◆ Action item ◆
Single out the lines of the material that contain "value" and copy them.
**********
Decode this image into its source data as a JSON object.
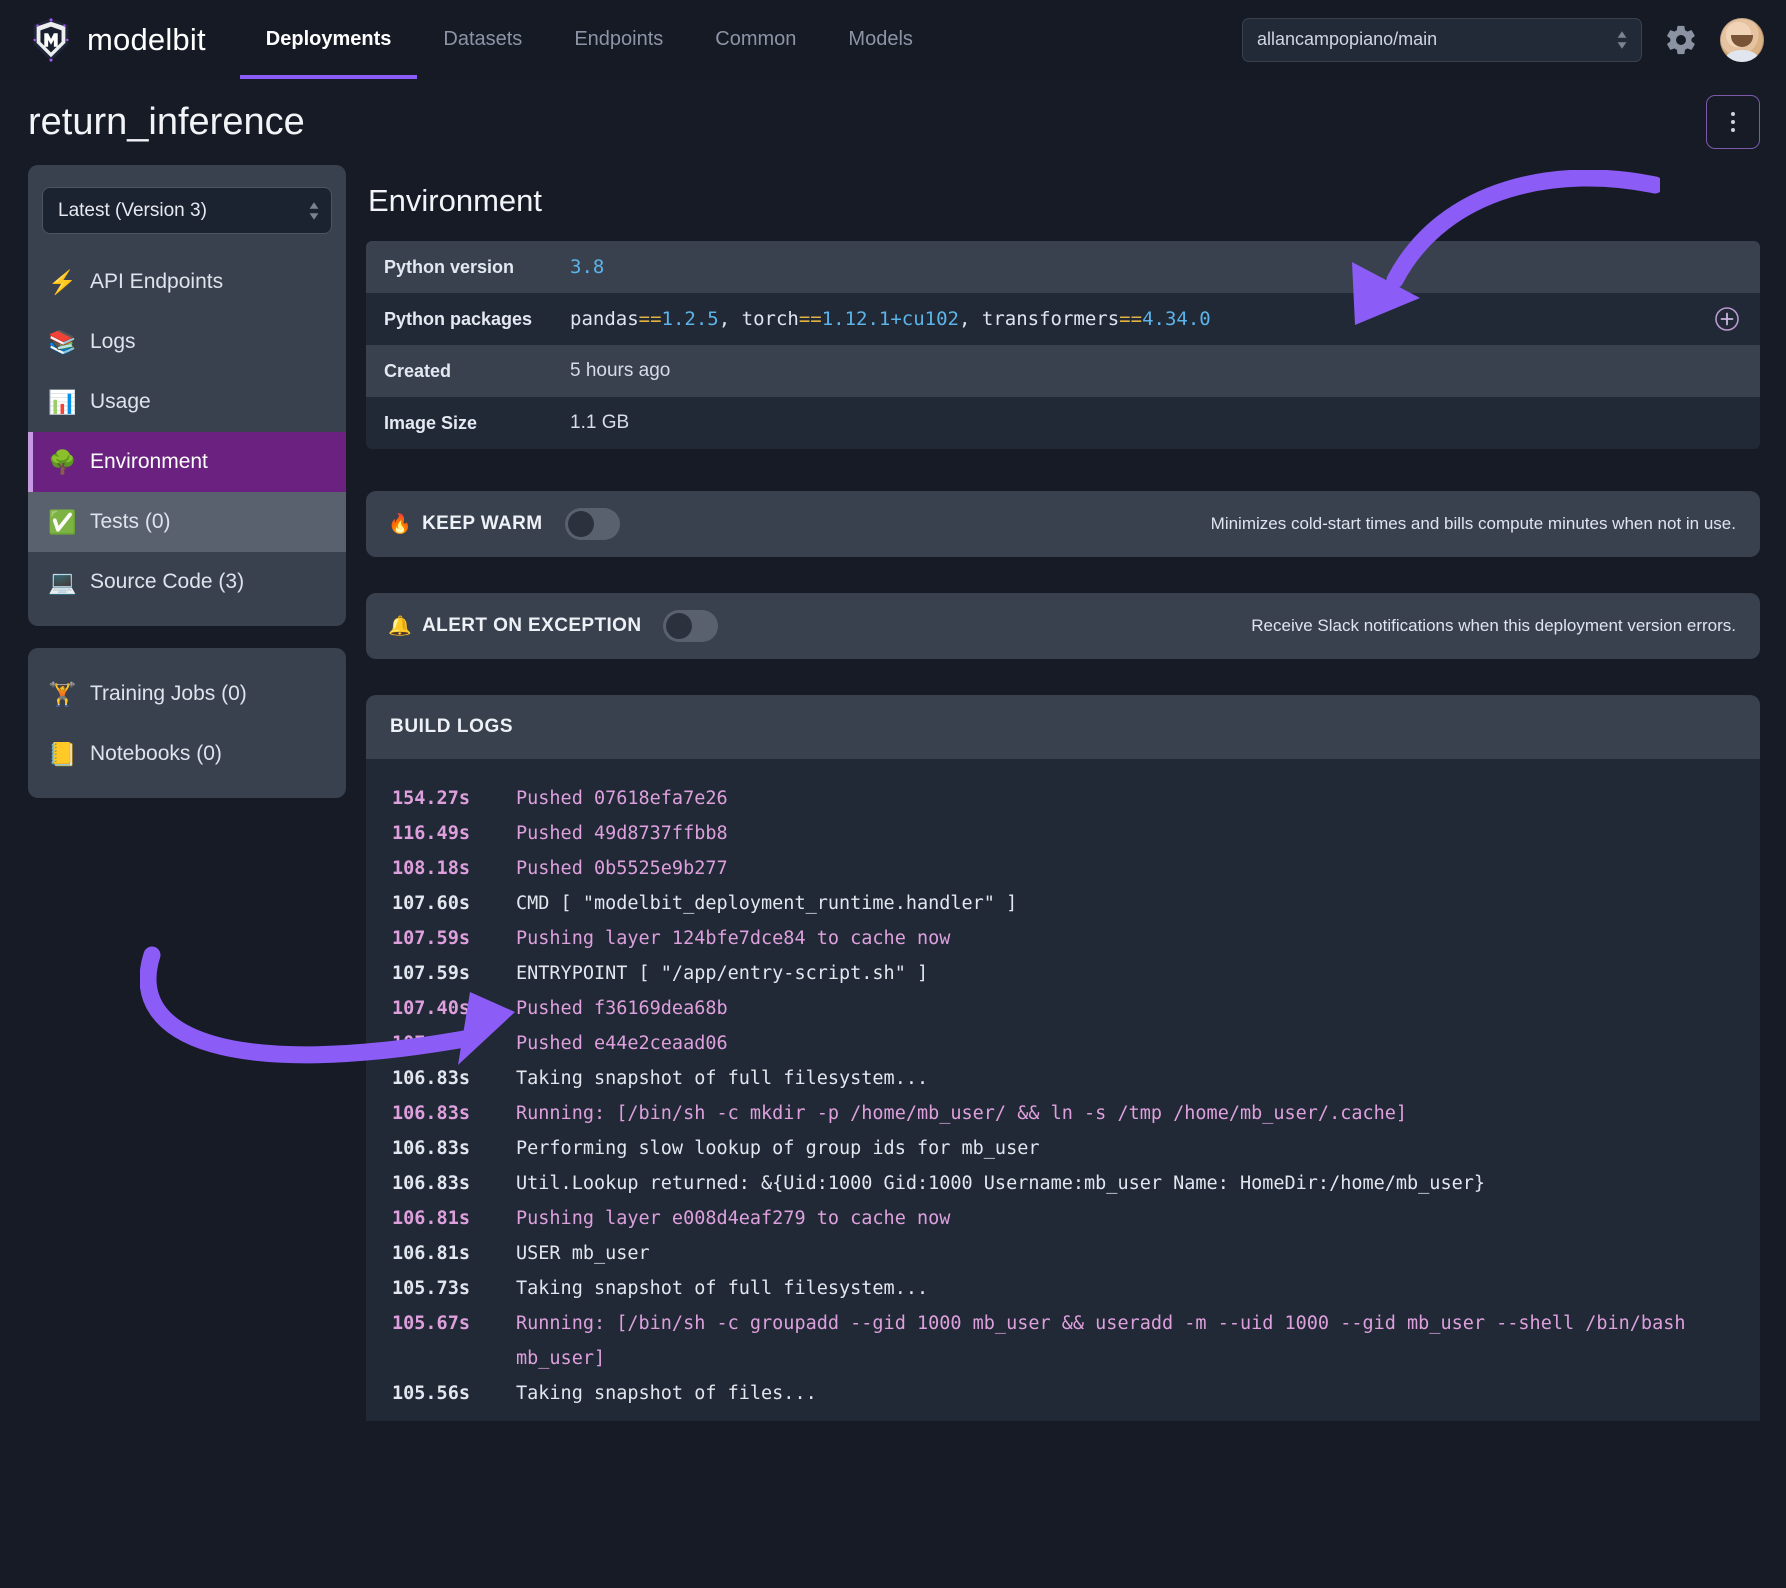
{
  "brand": {
    "name": "modelbit",
    "logo_icon": "modelbit-logo-icon"
  },
  "topnav": {
    "tabs": [
      {
        "label": "Deployments",
        "active": true
      },
      {
        "label": "Datasets",
        "active": false
      },
      {
        "label": "Endpoints",
        "active": false
      },
      {
        "label": "Common",
        "active": false
      },
      {
        "label": "Models",
        "active": false
      }
    ],
    "repo_select": {
      "value": "allancampopiano/main"
    },
    "gear_icon": "gear-icon",
    "avatar_icon": "user-avatar"
  },
  "page": {
    "title": "return_inference",
    "kebab_icon": "more-options-icon"
  },
  "sidebar": {
    "version_select": {
      "value": "Latest (Version 3)"
    },
    "primary_items": [
      {
        "emoji": "⚡",
        "label": "API Endpoints",
        "name": "api-endpoints",
        "state": ""
      },
      {
        "emoji": "📚",
        "label": "Logs",
        "name": "logs",
        "state": ""
      },
      {
        "emoji": "📊",
        "label": "Usage",
        "name": "usage",
        "state": ""
      },
      {
        "emoji": "🌳",
        "label": "Environment",
        "name": "environment",
        "state": "active"
      },
      {
        "emoji": "✅",
        "label": "Tests (0)",
        "name": "tests",
        "state": "hover"
      },
      {
        "emoji": "💻",
        "label": "Source Code (3)",
        "name": "source-code",
        "state": ""
      }
    ],
    "secondary_items": [
      {
        "emoji": "🏋️",
        "label": "Training Jobs (0)",
        "name": "training-jobs",
        "state": ""
      },
      {
        "emoji": "📒",
        "label": "Notebooks (0)",
        "name": "notebooks",
        "state": ""
      }
    ]
  },
  "environment": {
    "heading": "Environment",
    "rows": [
      {
        "key": "Python version",
        "value": "3.8",
        "kind": "version"
      },
      {
        "key": "Python packages",
        "value": "pandas==1.2.5, torch==1.12.1+cu102, transformers==4.34.0",
        "kind": "packages",
        "add_icon": "add-package-icon"
      },
      {
        "key": "Created",
        "value": "5 hours ago",
        "kind": "text"
      },
      {
        "key": "Image Size",
        "value": "1.1 GB",
        "kind": "text"
      }
    ],
    "packages": [
      {
        "name": "pandas",
        "op": "==",
        "version": "1.2.5",
        "sep": ", "
      },
      {
        "name": "torch",
        "op": "==",
        "version": "1.12.1+cu102",
        "sep": ", "
      },
      {
        "name": "transformers",
        "op": "==",
        "version": "4.34.0",
        "sep": ""
      }
    ]
  },
  "keep_warm": {
    "icon": "🔥",
    "label": "KEEP WARM",
    "enabled": false,
    "description": "Minimizes cold-start times and bills compute minutes when not in use."
  },
  "alert_on_exception": {
    "icon": "🔔",
    "label": "ALERT ON EXCEPTION",
    "enabled": false,
    "description": "Receive Slack notifications when this deployment version errors."
  },
  "build_logs": {
    "heading": "BUILD LOGS",
    "lines": [
      {
        "time": "154.27s",
        "message": "Pushed 07618efa7e26",
        "level": "pink"
      },
      {
        "time": "116.49s",
        "message": "Pushed 49d8737ffbb8",
        "level": "pink"
      },
      {
        "time": "108.18s",
        "message": "Pushed 0b5525e9b277",
        "level": "pink"
      },
      {
        "time": "107.60s",
        "message": "CMD [ \"modelbit_deployment_runtime.handler\" ]",
        "level": "white"
      },
      {
        "time": "107.59s",
        "message": "Pushing layer 124bfe7dce84 to cache now",
        "level": "pink"
      },
      {
        "time": "107.59s",
        "message": "ENTRYPOINT [ \"/app/entry-script.sh\" ]",
        "level": "white"
      },
      {
        "time": "107.40s",
        "message": "Pushed f36169dea68b",
        "level": "pink"
      },
      {
        "time": "107.26s",
        "message": "Pushed e44e2ceaad06",
        "level": "pink"
      },
      {
        "time": "106.83s",
        "message": "Taking snapshot of full filesystem...",
        "level": "white"
      },
      {
        "time": "106.83s",
        "message": "Running: [/bin/sh -c mkdir -p /home/mb_user/ && ln -s /tmp /home/mb_user/.cache]",
        "level": "pink"
      },
      {
        "time": "106.83s",
        "message": "Performing slow lookup of group ids for mb_user",
        "level": "white"
      },
      {
        "time": "106.83s",
        "message": "Util.Lookup returned: &{Uid:1000 Gid:1000 Username:mb_user Name: HomeDir:/home/mb_user}",
        "level": "white"
      },
      {
        "time": "106.81s",
        "message": "Pushing layer e008d4eaf279 to cache now",
        "level": "pink"
      },
      {
        "time": "106.81s",
        "message": "USER mb_user",
        "level": "white"
      },
      {
        "time": "105.73s",
        "message": "Taking snapshot of full filesystem...",
        "level": "white"
      },
      {
        "time": "105.67s",
        "message": "Running: [/bin/sh -c groupadd --gid 1000 mb_user && useradd -m --uid 1000 --gid mb_user --shell /bin/bash mb_user]",
        "level": "pink"
      },
      {
        "time": "105.56s",
        "message": "Taking snapshot of files...",
        "level": "white"
      }
    ]
  },
  "annotations": {
    "arrow_color": "#8b5cf6",
    "arrow_top_target": "python-packages-row",
    "arrow_bottom_target": "entrypoint-log-line"
  }
}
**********
◆ Task answer ◆
      "value": "allancampopiano/main"
      "value": "Latest (Version 3)"
        "value": "3.8",
        "value": "pandas==1.2.5, torch==1.12.1+cu102, transformers==4.34.0",
        "value": "5 hours ago",
        "value": "1.1 GB",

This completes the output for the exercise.